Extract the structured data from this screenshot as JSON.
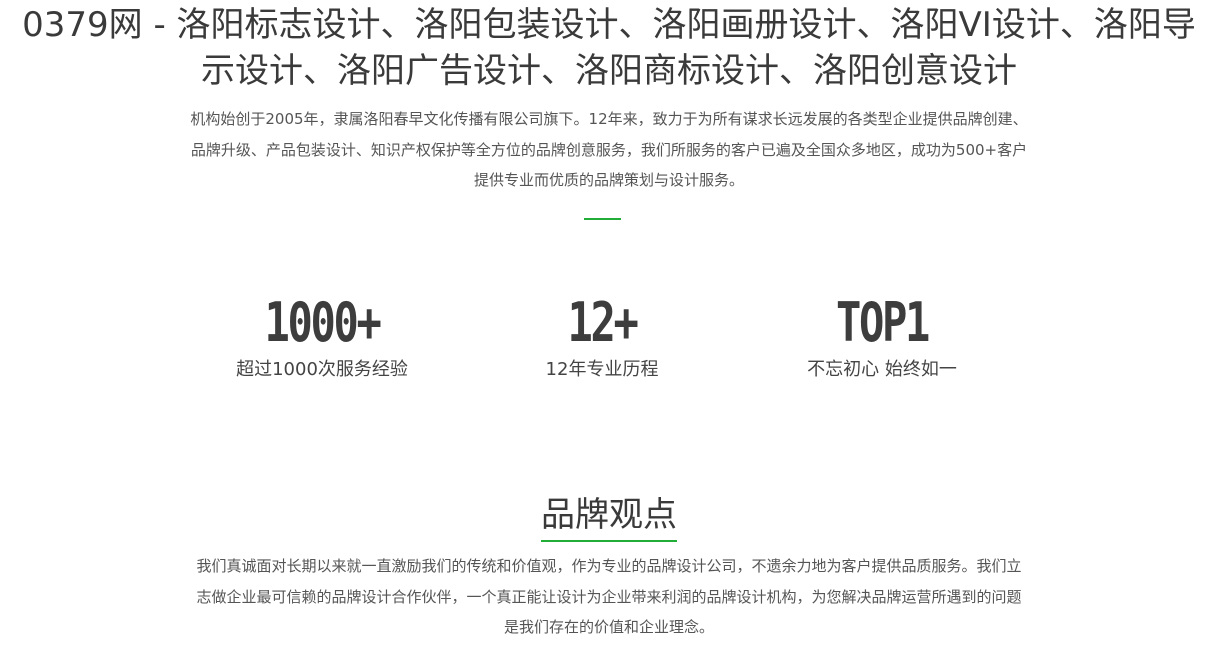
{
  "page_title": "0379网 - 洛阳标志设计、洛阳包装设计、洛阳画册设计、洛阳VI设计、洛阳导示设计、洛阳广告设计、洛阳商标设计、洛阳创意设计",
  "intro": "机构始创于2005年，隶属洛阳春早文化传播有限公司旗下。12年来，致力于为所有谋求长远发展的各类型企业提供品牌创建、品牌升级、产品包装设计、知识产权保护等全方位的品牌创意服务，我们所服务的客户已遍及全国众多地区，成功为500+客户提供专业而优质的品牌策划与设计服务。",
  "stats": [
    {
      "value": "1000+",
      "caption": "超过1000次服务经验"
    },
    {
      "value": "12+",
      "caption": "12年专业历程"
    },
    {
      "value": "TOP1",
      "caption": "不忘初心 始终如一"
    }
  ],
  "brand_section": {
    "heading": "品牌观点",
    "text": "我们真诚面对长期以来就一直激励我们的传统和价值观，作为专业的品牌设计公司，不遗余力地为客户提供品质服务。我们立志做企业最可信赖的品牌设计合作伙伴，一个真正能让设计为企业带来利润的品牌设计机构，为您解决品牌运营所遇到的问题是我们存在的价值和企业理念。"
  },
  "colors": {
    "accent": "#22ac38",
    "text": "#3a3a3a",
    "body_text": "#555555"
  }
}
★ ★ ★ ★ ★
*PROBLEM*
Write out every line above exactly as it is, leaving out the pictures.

*EXERCISE RESULT*
Extract the structured data from this screenshot as JSON.
{
  "page_title": "0379网 - 洛阳标志设计、洛阳包装设计、洛阳画册设计、洛阳VI设计、洛阳导示设计、洛阳广告设计、洛阳商标设计、洛阳创意设计",
  "intro": "机构始创于2005年，隶属洛阳春早文化传播有限公司旗下。12年来，致力于为所有谋求长远发展的各类型企业提供品牌创建、品牌升级、产品包装设计、知识产权保护等全方位的品牌创意服务，我们所服务的客户已遍及全国众多地区，成功为500+客户提供专业而优质的品牌策划与设计服务。",
  "stats": [
    {
      "value": "1000+",
      "caption": "超过1000次服务经验"
    },
    {
      "value": "12+",
      "caption": "12年专业历程"
    },
    {
      "value": "TOP1",
      "caption": "不忘初心 始终如一"
    }
  ],
  "brand_section": {
    "heading": "品牌观点",
    "text": "我们真诚面对长期以来就一直激励我们的传统和价值观，作为专业的品牌设计公司，不遗余力地为客户提供品质服务。我们立志做企业最可信赖的品牌设计合作伙伴，一个真正能让设计为企业带来利润的品牌设计机构，为您解决品牌运营所遇到的问题是我们存在的价值和企业理念。"
  },
  "colors": {
    "accent": "#22ac38",
    "text": "#3a3a3a",
    "body_text": "#555555"
  }
}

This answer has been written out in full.